§ The data:
+++
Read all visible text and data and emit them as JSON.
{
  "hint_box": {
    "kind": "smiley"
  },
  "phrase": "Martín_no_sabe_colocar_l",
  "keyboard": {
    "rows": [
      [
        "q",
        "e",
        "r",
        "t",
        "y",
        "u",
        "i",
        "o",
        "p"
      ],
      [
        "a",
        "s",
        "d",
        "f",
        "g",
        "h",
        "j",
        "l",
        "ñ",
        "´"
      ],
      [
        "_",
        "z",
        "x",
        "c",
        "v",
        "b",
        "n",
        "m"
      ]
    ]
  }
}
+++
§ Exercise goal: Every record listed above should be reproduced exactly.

§ Output:
Read all visible text and data and emit them as JSON.
{
  "hint_box": {
    "kind": "smiley"
  },
  "phrase": "Martín_no_sabe_colocar_l",
  "keyboard": {
    "rows": [
      [
        "q",
        "e",
        "r",
        "t",
        "y",
        "u",
        "i",
        "o",
        "p"
      ],
      [
        "a",
        "s",
        "d",
        "f",
        "g",
        "h",
        "j",
        "l",
        "ñ",
        "´"
      ],
      [
        "_",
        "z",
        "x",
        "c",
        "v",
        "b",
        "n",
        "m"
      ]
    ]
  }
}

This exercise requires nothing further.